Mapping migration corridors
Some of the longest movements wildlife make each year are seasonal migrations. For terrestrial, or land-based animals, these movements can be hundreds of miles one way. Migration is critical to the health of many wildlife populations because it allows animals to access feed and other resources at the time of year when they are abundant. It also allows animals to respond to harsh environmental conditions (e.g., deep snow) that may significantly reduce their survival.
Migration corridors are the paths that animals use to travel between summer and winter habitats. The knowledge of these areas is often passed down from generation to generation of wildlife species, so the same corridors are consistently used year after year. Migration corridors are not only important movement pathways, but also provide critical seasonal resources when animals stop over for short periods within corridors.
In our modern world, it can be difficult for animals, especially land animals, to move long distances. Seasonal migrations may take animals across busy roads, over fences or through human developments. These obstacles can act as barriers to migration or increase the chance that the animal will be killed while migrating. However, by documenting migration corridors, we can help reduce the impacts that humans have on wildlife movement.

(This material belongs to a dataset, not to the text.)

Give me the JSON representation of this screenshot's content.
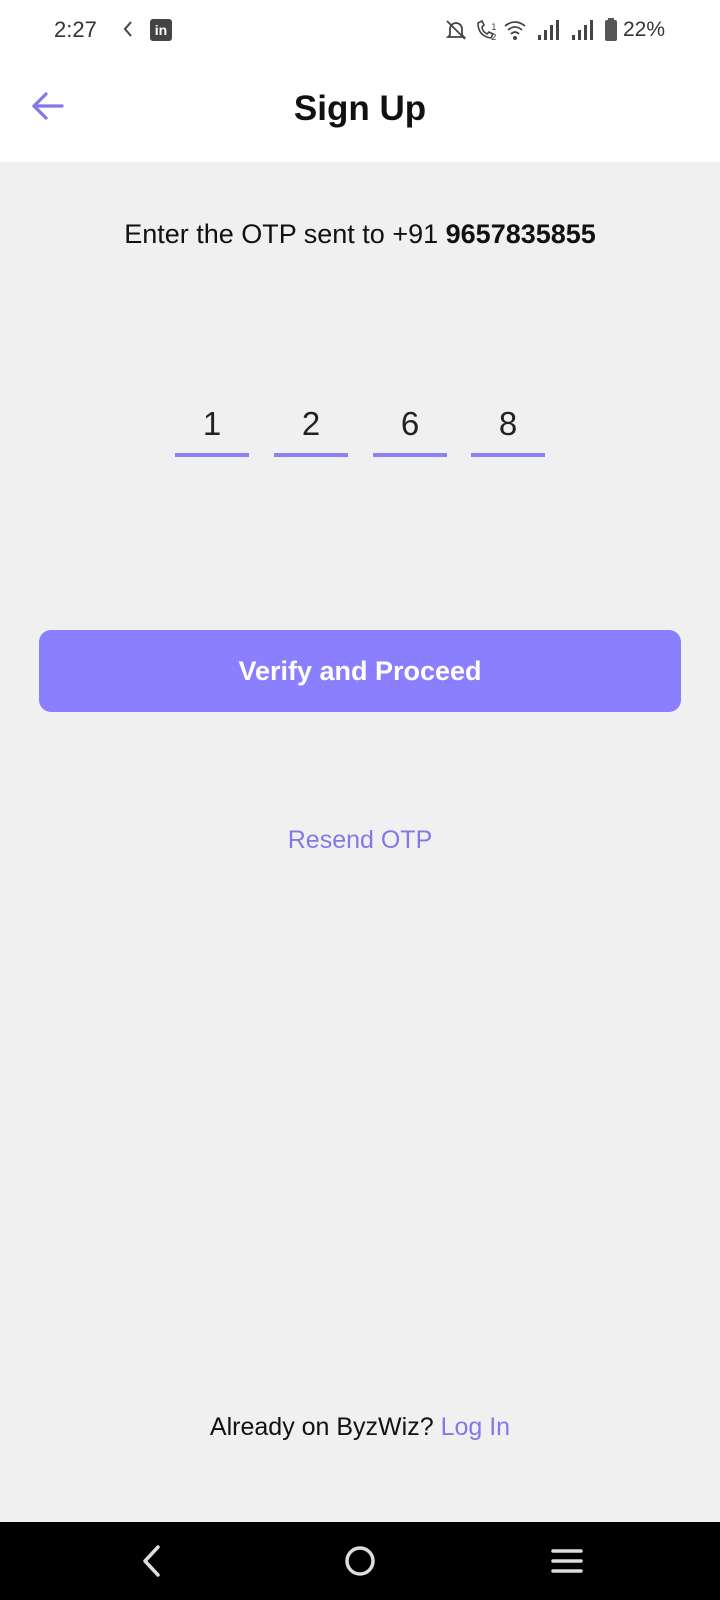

To map migration corridors, biologists and researchers place small GPS tracking devices on animals to monitor their movements. The tracking data is then analyzed with sophisticated modeling techniques that produce maps to show where corridors are and how often they are being used. Corridor maps are especially useful for land-use planning because they highlight areas that facilitate the movement of large numbers of animals. Use the map below to explore the locations of migration corridors in Utah.